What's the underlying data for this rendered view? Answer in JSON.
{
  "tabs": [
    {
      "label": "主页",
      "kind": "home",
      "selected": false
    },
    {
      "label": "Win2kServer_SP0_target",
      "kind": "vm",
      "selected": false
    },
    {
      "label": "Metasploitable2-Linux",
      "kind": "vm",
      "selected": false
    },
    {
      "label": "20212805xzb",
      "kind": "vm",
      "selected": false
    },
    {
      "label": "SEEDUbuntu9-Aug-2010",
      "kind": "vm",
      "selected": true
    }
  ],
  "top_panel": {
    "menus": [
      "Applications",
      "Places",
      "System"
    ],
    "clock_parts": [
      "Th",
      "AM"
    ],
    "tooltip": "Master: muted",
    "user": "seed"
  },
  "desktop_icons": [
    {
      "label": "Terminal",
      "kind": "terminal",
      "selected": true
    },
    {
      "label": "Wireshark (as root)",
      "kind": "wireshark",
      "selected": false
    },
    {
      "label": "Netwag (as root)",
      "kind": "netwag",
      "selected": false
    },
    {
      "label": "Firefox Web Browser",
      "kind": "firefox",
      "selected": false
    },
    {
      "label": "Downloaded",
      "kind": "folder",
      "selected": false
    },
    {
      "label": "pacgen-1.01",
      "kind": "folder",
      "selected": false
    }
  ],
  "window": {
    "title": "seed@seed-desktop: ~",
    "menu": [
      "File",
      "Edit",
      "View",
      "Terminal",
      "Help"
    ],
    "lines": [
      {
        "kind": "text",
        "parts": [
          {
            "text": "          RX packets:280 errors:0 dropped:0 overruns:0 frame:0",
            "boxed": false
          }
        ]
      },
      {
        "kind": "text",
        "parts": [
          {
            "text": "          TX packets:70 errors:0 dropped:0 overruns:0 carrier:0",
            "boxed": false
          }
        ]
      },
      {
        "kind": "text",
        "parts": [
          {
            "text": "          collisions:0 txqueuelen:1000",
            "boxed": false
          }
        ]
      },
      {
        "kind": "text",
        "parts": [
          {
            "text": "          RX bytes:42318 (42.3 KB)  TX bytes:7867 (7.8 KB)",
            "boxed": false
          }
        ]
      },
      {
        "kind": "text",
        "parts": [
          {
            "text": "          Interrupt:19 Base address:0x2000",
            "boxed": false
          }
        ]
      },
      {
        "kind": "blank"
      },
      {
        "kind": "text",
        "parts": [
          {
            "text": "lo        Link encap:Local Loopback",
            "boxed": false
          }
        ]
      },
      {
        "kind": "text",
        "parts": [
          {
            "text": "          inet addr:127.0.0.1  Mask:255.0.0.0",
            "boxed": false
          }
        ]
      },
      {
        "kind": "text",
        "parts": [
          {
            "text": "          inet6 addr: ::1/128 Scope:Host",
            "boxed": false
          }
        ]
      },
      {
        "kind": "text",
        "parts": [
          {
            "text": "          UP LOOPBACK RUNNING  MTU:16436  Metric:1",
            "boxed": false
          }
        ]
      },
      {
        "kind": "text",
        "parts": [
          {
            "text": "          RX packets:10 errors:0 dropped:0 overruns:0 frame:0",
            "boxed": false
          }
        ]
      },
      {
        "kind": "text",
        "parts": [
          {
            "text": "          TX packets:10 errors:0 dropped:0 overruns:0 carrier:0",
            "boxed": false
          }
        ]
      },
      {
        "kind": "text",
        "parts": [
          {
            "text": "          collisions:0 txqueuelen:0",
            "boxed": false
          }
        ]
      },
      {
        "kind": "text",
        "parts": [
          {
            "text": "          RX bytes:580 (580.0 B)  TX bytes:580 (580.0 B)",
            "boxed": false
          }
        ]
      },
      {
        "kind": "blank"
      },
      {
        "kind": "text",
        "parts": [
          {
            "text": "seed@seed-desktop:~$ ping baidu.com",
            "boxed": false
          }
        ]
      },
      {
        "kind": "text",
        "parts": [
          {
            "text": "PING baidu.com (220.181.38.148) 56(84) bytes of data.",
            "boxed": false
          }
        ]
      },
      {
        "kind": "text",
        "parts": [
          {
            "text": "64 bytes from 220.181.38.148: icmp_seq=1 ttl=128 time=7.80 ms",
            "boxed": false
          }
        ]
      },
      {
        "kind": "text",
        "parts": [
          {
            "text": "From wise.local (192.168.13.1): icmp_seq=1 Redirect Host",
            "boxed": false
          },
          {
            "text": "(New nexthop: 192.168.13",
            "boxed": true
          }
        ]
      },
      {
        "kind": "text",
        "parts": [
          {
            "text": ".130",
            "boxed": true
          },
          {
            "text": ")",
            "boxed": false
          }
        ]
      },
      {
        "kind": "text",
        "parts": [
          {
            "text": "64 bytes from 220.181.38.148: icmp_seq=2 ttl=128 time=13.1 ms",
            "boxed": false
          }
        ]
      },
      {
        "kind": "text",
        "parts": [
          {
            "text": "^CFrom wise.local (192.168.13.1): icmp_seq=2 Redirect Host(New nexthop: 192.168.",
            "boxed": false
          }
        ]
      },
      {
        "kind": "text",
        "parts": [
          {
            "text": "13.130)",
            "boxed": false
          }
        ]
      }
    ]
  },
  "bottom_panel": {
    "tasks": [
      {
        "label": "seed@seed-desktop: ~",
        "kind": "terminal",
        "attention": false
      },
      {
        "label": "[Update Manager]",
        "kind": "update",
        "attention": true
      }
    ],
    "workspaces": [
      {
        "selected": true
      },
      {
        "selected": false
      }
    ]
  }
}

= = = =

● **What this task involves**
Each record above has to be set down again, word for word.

● **Task solution**
What's the underlying data for this rendered view? Answer in JSON.
{
  "tabs": [
    {
      "label": "主页",
      "kind": "home",
      "selected": false
    },
    {
      "label": "Win2kServer_SP0_target",
      "kind": "vm",
      "selected": false
    },
    {
      "label": "Metasploitable2-Linux",
      "kind": "vm",
      "selected": false
    },
    {
      "label": "20212805xzb",
      "kind": "vm",
      "selected": false
    },
    {
      "label": "SEEDUbuntu9-Aug-2010",
      "kind": "vm",
      "selected": true
    }
  ],
  "top_panel": {
    "menus": [
      "Applications",
      "Places",
      "System"
    ],
    "clock_parts": [
      "Th",
      "AM"
    ],
    "tooltip": "Master: muted",
    "user": "seed"
  },
  "desktop_icons": [
    {
      "label": "Terminal",
      "kind": "terminal",
      "selected": true
    },
    {
      "label": "Wireshark (as root)",
      "kind": "wireshark",
      "selected": false
    },
    {
      "label": "Netwag (as root)",
      "kind": "netwag",
      "selected": false
    },
    {
      "label": "Firefox Web Browser",
      "kind": "firefox",
      "selected": false
    },
    {
      "label": "Downloaded",
      "kind": "folder",
      "selected": false
    },
    {
      "label": "pacgen-1.01",
      "kind": "folder",
      "selected": false
    }
  ],
  "window": {
    "title": "seed@seed-desktop: ~",
    "menu": [
      "File",
      "Edit",
      "View",
      "Terminal",
      "Help"
    ],
    "lines": [
      {
        "kind": "text",
        "parts": [
          {
            "text": "          RX packets:280 errors:0 dropped:0 overruns:0 frame:0",
            "boxed": false
          }
        ]
      },
      {
        "kind": "text",
        "parts": [
          {
            "text": "          TX packets:70 errors:0 dropped:0 overruns:0 carrier:0",
            "boxed": false
          }
        ]
      },
      {
        "kind": "text",
        "parts": [
          {
            "text": "          collisions:0 txqueuelen:1000",
            "boxed": false
          }
        ]
      },
      {
        "kind": "text",
        "parts": [
          {
            "text": "          RX bytes:42318 (42.3 KB)  TX bytes:7867 (7.8 KB)",
            "boxed": false
          }
        ]
      },
      {
        "kind": "text",
        "parts": [
          {
            "text": "          Interrupt:19 Base address:0x2000",
            "boxed": false
          }
        ]
      },
      {
        "kind": "blank"
      },
      {
        "kind": "text",
        "parts": [
          {
            "text": "lo        Link encap:Local Loopback",
            "boxed": false
          }
        ]
      },
      {
        "kind": "text",
        "parts": [
          {
            "text": "          inet addr:127.0.0.1  Mask:255.0.0.0",
            "boxed": false
          }
        ]
      },
      {
        "kind": "text",
        "parts": [
          {
            "text": "          inet6 addr: ::1/128 Scope:Host",
            "boxed": false
          }
        ]
      },
      {
        "kind": "text",
        "parts": [
          {
            "text": "          UP LOOPBACK RUNNING  MTU:16436  Metric:1",
            "boxed": false
          }
        ]
      },
      {
        "kind": "text",
        "parts": [
          {
            "text": "          RX packets:10 errors:0 dropped:0 overruns:0 frame:0",
            "boxed": false
          }
        ]
      },
      {
        "kind": "text",
        "parts": [
          {
            "text": "          TX packets:10 errors:0 dropped:0 overruns:0 carrier:0",
            "boxed": false
          }
        ]
      },
      {
        "kind": "text",
        "parts": [
          {
            "text": "          collisions:0 txqueuelen:0",
            "boxed": false
          }
        ]
      },
      {
        "kind": "text",
        "parts": [
          {
            "text": "          RX bytes:580 (580.0 B)  TX bytes:580 (580.0 B)",
            "boxed": false
          }
        ]
      },
      {
        "kind": "blank"
      },
      {
        "kind": "text",
        "parts": [
          {
            "text": "seed@seed-desktop:~$ ping baidu.com",
            "boxed": false
          }
        ]
      },
      {
        "kind": "text",
        "parts": [
          {
            "text": "PING baidu.com (220.181.38.148) 56(84) bytes of data.",
            "boxed": false
          }
        ]
      },
      {
        "kind": "text",
        "parts": [
          {
            "text": "64 bytes from 220.181.38.148: icmp_seq=1 ttl=128 time=7.80 ms",
            "boxed": false
          }
        ]
      },
      {
        "kind": "text",
        "parts": [
          {
            "text": "From wise.local (192.168.13.1): icmp_seq=1 Redirect Host",
            "boxed": false
          },
          {
            "text": "(New nexthop: 192.168.13",
            "boxed": true
          }
        ]
      },
      {
        "kind": "text",
        "parts": [
          {
            "text": ".130",
            "boxed": true
          },
          {
            "text": ")",
            "boxed": false
          }
        ]
      },
      {
        "kind": "text",
        "parts": [
          {
            "text": "64 bytes from 220.181.38.148: icmp_seq=2 ttl=128 time=13.1 ms",
            "boxed": false
          }
        ]
      },
      {
        "kind": "text",
        "parts": [
          {
            "text": "^CFrom wise.local (192.168.13.1): icmp_seq=2 Redirect Host(New nexthop: 192.168.",
            "boxed": false
          }
        ]
      },
      {
        "kind": "text",
        "parts": [
          {
            "text": "13.130)",
            "boxed": false
          }
        ]
      }
    ]
  },
  "bottom_panel": {
    "tasks": [
      {
        "label": "seed@seed-desktop: ~",
        "kind": "terminal",
        "attention": false
      },
      {
        "label": "[Update Manager]",
        "kind": "update",
        "attention": true
      }
    ],
    "workspaces": [
      {
        "selected": true
      },
      {
        "selected": false
      }
    ]
  }
}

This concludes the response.